- Your assignment
Return every record below exactly as given.

- Provided records

*** Block opens ***

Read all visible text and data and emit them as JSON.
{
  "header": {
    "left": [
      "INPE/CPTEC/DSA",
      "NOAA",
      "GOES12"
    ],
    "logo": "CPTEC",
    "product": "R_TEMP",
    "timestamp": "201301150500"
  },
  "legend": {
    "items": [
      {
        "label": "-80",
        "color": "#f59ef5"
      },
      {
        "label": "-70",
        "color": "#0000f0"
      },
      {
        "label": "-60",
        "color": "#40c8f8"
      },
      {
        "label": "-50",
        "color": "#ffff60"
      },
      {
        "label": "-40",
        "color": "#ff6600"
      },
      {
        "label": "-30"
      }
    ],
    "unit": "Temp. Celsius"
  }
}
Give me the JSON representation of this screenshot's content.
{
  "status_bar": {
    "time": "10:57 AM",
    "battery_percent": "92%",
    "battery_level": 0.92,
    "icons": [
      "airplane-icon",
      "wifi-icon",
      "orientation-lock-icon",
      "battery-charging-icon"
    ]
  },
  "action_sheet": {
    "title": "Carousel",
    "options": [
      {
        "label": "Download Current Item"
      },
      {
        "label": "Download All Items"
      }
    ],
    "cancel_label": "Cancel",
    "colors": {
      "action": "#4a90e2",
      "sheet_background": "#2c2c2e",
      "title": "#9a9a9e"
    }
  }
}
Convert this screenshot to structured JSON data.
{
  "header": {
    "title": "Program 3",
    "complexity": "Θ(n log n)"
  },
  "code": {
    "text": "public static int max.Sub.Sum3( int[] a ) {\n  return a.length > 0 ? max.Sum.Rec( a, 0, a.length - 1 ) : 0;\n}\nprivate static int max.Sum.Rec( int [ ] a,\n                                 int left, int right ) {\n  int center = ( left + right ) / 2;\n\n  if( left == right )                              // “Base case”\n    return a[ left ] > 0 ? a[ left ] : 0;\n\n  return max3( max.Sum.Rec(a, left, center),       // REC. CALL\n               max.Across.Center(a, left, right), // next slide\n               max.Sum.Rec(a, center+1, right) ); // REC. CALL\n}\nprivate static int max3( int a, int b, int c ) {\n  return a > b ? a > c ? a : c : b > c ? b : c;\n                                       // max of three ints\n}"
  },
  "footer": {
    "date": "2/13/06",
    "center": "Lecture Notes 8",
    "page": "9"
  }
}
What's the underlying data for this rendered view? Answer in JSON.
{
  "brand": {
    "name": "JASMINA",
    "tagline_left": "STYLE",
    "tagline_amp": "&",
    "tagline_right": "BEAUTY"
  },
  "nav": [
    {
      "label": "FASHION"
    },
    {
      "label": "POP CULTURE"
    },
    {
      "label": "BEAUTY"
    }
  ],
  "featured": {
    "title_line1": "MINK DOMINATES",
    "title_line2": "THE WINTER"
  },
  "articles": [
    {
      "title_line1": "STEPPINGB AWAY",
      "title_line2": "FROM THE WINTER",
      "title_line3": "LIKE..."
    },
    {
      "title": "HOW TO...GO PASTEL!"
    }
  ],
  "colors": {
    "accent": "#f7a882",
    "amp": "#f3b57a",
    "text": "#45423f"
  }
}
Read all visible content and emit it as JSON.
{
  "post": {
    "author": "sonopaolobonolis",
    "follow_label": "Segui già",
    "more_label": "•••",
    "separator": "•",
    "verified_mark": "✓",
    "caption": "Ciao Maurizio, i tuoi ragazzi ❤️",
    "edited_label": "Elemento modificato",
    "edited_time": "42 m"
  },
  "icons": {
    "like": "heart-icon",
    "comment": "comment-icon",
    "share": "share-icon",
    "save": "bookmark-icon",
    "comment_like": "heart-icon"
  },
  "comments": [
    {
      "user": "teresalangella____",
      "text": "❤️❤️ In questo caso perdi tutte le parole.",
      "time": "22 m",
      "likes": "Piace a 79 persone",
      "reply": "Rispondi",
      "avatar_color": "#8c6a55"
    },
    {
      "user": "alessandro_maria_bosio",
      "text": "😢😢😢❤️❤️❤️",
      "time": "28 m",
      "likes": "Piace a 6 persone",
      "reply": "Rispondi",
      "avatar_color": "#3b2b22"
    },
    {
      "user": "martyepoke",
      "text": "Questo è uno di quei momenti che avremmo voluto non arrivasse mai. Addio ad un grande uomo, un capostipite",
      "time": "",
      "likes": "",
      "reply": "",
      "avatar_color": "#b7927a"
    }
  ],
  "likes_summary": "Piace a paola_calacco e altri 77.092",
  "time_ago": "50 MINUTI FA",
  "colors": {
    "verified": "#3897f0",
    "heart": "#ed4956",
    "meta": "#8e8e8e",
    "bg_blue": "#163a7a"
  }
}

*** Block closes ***

- Written response
Read all visible text and data and emit them as JSON.
{
  "header": {
    "left": [
      "INPE/CPTEC/DSA",
      "NOAA",
      "GOES12"
    ],
    "logo": "CPTEC",
    "product": "R_TEMP",
    "timestamp": "201301150500"
  },
  "legend": {
    "items": [
      {
        "label": "-80",
        "color": "#f59ef5"
      },
      {
        "label": "-70",
        "color": "#0000f0"
      },
      {
        "label": "-60",
        "color": "#40c8f8"
      },
      {
        "label": "-50",
        "color": "#ffff60"
      },
      {
        "label": "-40",
        "color": "#ff6600"
      },
      {
        "label": "-30"
      }
    ],
    "unit": "Temp. Celsius"
  }
}
Give me the JSON representation of this screenshot's content.
{
  "status_bar": {
    "time": "10:57 AM",
    "battery_percent": "92%",
    "battery_level": 0.92,
    "icons": [
      "airplane-icon",
      "wifi-icon",
      "orientation-lock-icon",
      "battery-charging-icon"
    ]
  },
  "action_sheet": {
    "title": "Carousel",
    "options": [
      {
        "label": "Download Current Item"
      },
      {
        "label": "Download All Items"
      }
    ],
    "cancel_label": "Cancel",
    "colors": {
      "action": "#4a90e2",
      "sheet_background": "#2c2c2e",
      "title": "#9a9a9e"
    }
  }
}
Convert this screenshot to structured JSON data.
{
  "header": {
    "title": "Program 3",
    "complexity": "Θ(n log n)"
  },
  "code": {
    "text": "public static int max.Sub.Sum3( int[] a ) {\n  return a.length > 0 ? max.Sum.Rec( a, 0, a.length - 1 ) : 0;\n}\nprivate static int max.Sum.Rec( int [ ] a,\n                                 int left, int right ) {\n  int center = ( left + right ) / 2;\n\n  if( left == right )                              // “Base case”\n    return a[ left ] > 0 ? a[ left ] : 0;\n\n  return max3( max.Sum.Rec(a, left, center),       // REC. CALL\n               max.Across.Center(a, left, right), // next slide\n               max.Sum.Rec(a, center+1, right) ); // REC. CALL\n}\nprivate static int max3( int a, int b, int c ) {\n  return a > b ? a > c ? a : c : b > c ? b : c;\n                                       // max of three ints\n}"
  },
  "footer": {
    "date": "2/13/06",
    "center": "Lecture Notes 8",
    "page": "9"
  }
}
What's the underlying data for this rendered view? Answer in JSON.
{
  "brand": {
    "name": "JASMINA",
    "tagline_left": "STYLE",
    "tagline_amp": "&",
    "tagline_right": "BEAUTY"
  },
  "nav": [
    {
      "label": "FASHION"
    },
    {
      "label": "POP CULTURE"
    },
    {
      "label": "BEAUTY"
    }
  ],
  "featured": {
    "title_line1": "MINK DOMINATES",
    "title_line2": "THE WINTER"
  },
  "articles": [
    {
      "title_line1": "STEPPINGB AWAY",
      "title_line2": "FROM THE WINTER",
      "title_line3": "LIKE..."
    },
    {
      "title": "HOW TO...GO PASTEL!"
    }
  ],
  "colors": {
    "accent": "#f7a882",
    "amp": "#f3b57a",
    "text": "#45423f"
  }
}
Read all visible content and emit it as JSON.
{
  "post": {
    "author": "sonopaolobonolis",
    "follow_label": "Segui già",
    "more_label": "•••",
    "separator": "•",
    "verified_mark": "✓",
    "caption": "Ciao Maurizio, i tuoi ragazzi ❤️",
    "edited_label": "Elemento modificato",
    "edited_time": "42 m"
  },
  "icons": {
    "like": "heart-icon",
    "comment": "comment-icon",
    "share": "share-icon",
    "save": "bookmark-icon",
    "comment_like": "heart-icon"
  },
  "comments": [
    {
      "user": "teresalangella____",
      "text": "❤️❤️ In questo caso perdi tutte le parole.",
      "time": "22 m",
      "likes": "Piace a 79 persone",
      "reply": "Rispondi",
      "avatar_color": "#8c6a55"
    },
    {
      "user": "alessandro_maria_bosio",
      "text": "😢😢😢❤️❤️❤️",
      "time": "28 m",
      "likes": "Piace a 6 persone",
      "reply": "Rispondi",
      "avatar_color": "#3b2b22"
    },
    {
      "user": "martyepoke",
      "text": "Questo è uno di quei momenti che avremmo voluto non arrivasse mai. Addio ad un grande uomo, un capostipite",
      "time": "",
      "likes": "",
      "reply": "",
      "avatar_color": "#b7927a"
    }
  ],
  "likes_summary": "Piace a paola_calacco e altri 77.092",
  "time_ago": "50 MINUTI FA",
  "colors": {
    "verified": "#3897f0",
    "heart": "#ed4956",
    "meta": "#8e8e8e",
    "bg_blue": "#163a7a"
  }
}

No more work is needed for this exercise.